▶ _Assignment_
The required result is the number of lines in this material containing the word "mode". Write that number and no other text.
====
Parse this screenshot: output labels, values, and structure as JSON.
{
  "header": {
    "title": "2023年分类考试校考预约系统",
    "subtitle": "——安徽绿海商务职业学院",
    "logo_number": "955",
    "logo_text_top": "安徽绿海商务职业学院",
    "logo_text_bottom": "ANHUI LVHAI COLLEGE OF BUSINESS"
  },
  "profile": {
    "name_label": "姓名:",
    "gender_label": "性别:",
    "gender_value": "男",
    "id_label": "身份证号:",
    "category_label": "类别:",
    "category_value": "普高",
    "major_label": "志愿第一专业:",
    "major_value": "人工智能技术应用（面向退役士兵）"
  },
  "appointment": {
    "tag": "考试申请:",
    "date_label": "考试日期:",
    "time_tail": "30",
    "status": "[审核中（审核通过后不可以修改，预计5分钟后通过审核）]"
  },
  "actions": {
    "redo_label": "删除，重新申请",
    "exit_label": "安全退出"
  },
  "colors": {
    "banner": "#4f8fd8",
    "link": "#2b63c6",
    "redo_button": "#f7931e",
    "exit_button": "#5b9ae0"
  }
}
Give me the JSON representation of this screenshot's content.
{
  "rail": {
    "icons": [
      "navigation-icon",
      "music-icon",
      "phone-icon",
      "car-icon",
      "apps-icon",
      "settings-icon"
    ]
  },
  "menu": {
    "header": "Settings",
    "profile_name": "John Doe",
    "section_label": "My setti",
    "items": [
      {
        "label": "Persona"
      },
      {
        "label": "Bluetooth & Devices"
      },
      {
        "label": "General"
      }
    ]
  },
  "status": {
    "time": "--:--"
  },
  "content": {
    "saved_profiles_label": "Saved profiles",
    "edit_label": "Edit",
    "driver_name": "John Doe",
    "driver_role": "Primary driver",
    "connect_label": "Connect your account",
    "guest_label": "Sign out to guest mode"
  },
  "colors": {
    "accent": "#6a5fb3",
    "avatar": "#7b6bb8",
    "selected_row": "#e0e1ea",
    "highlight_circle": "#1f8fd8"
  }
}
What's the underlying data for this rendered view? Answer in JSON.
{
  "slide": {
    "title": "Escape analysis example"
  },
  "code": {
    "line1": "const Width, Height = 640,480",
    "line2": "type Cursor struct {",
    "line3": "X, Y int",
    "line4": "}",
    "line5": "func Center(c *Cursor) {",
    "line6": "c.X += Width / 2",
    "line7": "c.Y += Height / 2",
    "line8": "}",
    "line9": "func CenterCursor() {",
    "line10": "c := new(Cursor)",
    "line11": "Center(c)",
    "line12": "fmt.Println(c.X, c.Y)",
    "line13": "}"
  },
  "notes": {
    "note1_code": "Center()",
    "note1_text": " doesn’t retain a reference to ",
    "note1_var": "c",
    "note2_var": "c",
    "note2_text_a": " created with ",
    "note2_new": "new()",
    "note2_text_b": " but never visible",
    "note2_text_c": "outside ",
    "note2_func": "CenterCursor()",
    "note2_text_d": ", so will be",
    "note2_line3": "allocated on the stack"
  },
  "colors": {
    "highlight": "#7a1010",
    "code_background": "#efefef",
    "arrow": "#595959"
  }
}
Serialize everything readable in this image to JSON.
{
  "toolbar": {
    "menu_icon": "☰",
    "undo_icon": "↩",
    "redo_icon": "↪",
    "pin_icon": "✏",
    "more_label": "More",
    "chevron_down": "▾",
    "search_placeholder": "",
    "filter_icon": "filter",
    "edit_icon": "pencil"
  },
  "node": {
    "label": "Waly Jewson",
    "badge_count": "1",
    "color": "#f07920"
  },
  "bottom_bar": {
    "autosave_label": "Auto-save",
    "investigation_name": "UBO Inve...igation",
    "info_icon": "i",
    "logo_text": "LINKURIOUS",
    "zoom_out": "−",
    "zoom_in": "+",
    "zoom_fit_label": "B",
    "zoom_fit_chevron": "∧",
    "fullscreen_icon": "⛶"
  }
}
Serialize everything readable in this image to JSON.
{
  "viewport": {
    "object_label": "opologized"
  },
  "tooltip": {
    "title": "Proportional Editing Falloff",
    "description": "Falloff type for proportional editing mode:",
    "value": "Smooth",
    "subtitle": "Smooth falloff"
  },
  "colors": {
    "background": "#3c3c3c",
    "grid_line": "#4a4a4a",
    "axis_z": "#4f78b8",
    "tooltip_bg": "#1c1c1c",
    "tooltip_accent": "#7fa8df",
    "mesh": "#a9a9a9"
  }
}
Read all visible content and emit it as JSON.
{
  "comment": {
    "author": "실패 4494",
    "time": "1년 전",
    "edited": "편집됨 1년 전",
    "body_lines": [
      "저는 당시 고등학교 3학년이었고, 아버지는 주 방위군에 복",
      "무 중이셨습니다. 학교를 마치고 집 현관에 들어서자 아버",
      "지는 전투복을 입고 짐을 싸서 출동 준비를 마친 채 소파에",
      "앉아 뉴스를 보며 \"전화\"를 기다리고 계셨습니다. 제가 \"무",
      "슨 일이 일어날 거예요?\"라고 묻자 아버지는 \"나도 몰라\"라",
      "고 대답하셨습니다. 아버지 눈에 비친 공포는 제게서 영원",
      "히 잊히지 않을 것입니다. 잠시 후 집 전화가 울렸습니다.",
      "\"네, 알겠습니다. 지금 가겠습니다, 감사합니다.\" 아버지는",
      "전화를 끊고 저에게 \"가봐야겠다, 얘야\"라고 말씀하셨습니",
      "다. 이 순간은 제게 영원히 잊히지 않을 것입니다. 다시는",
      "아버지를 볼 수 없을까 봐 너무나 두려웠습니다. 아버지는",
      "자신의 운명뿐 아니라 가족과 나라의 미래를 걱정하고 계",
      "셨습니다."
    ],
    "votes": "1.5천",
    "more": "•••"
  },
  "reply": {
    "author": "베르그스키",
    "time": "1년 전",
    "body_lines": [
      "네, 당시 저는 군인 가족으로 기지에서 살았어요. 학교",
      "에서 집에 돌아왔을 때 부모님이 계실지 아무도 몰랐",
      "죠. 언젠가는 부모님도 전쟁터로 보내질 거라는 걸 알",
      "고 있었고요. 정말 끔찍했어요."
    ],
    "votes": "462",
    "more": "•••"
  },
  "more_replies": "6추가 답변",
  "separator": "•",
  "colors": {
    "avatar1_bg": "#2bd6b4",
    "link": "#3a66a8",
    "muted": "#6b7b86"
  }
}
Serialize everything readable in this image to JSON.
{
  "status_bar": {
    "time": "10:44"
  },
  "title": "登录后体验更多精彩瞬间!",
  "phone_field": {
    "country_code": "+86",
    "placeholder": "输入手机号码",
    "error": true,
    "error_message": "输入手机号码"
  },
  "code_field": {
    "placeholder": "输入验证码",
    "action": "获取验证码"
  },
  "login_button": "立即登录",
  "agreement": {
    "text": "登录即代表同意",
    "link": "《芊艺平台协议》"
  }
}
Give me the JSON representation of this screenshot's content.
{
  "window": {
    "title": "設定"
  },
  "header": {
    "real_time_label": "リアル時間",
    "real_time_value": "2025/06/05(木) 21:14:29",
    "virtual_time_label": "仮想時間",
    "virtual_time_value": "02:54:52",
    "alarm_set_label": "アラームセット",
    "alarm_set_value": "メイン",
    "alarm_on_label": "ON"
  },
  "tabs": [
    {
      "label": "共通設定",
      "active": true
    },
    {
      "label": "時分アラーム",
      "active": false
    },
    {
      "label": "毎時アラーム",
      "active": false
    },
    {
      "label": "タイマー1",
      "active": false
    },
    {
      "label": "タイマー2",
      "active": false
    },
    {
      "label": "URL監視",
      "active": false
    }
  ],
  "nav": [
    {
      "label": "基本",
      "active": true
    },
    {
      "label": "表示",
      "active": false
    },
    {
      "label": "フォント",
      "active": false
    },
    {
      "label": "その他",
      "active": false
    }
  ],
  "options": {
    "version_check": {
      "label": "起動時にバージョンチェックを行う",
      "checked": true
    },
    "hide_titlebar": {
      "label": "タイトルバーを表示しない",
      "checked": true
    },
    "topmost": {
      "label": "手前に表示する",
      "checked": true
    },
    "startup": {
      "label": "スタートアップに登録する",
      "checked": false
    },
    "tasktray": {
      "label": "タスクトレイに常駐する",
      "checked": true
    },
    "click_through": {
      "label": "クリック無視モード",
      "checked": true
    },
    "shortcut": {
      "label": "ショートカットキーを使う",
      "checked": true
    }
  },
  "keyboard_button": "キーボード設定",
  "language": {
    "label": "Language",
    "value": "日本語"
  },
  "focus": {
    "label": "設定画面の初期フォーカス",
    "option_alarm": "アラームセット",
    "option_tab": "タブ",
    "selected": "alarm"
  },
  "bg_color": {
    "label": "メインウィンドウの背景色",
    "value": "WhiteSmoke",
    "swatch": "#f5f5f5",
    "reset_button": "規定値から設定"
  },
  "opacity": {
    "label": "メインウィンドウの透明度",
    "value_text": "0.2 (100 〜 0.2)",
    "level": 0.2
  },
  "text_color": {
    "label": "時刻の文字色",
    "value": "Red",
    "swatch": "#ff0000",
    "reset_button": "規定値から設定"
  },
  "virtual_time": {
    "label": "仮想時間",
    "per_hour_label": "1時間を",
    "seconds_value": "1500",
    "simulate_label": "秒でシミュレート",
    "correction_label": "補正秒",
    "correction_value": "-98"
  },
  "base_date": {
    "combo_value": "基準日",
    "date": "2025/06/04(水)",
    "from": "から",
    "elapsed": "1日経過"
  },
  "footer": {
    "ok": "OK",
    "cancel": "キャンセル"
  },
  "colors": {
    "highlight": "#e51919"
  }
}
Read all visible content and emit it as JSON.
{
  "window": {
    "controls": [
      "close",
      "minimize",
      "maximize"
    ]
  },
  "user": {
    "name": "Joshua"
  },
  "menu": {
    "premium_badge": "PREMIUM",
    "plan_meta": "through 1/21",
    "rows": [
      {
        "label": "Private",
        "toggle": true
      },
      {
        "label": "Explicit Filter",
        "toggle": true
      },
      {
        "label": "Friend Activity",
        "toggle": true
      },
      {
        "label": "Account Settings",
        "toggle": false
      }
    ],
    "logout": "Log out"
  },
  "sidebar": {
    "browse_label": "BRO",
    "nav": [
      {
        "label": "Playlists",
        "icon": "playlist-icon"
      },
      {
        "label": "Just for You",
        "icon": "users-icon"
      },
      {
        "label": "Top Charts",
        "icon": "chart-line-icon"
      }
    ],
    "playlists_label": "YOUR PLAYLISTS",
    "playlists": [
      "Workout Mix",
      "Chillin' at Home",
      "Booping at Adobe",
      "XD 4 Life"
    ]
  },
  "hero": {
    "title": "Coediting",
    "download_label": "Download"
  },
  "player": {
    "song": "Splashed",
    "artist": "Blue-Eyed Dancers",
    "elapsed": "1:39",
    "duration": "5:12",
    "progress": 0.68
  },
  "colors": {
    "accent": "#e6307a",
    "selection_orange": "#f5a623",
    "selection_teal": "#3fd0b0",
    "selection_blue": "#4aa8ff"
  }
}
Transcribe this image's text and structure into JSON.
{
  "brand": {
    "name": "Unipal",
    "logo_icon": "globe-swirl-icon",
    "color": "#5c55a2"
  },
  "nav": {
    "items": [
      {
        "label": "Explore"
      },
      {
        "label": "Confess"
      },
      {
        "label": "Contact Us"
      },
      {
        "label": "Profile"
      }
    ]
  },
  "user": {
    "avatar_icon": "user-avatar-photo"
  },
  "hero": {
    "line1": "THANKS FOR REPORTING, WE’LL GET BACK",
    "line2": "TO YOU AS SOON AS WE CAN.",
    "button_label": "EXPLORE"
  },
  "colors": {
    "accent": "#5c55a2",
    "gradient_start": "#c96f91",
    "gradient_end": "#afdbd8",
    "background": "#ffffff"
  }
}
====
▶ _Solved problem_
2